▶ **EXERCISE INSTRUCTIONS**: With the records in front of you, set every one of them down exactly.

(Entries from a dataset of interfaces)
-- Opening Marker --

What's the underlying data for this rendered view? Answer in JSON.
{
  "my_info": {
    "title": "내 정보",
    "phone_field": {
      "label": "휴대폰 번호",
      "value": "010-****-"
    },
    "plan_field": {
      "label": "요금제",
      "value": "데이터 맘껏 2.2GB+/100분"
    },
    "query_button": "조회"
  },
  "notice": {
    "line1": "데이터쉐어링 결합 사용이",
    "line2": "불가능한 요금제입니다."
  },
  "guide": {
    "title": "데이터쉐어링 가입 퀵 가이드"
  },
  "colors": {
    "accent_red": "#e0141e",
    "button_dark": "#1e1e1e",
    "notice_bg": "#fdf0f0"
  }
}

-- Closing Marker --

▶ **RESPONSE BOX**:
What's the underlying data for this rendered view? Answer in JSON.
{
  "my_info": {
    "title": "내 정보",
    "phone_field": {
      "label": "휴대폰 번호",
      "value": "010-****-"
    },
    "plan_field": {
      "label": "요금제",
      "value": "데이터 맘껏 2.2GB+/100분"
    },
    "query_button": "조회"
  },
  "notice": {
    "line1": "데이터쉐어링 결합 사용이",
    "line2": "불가능한 요금제입니다."
  },
  "guide": {
    "title": "데이터쉐어링 가입 퀵 가이드"
  },
  "colors": {
    "accent_red": "#e0141e",
    "button_dark": "#1e1e1e",
    "notice_bg": "#fdf0f0"
  }
}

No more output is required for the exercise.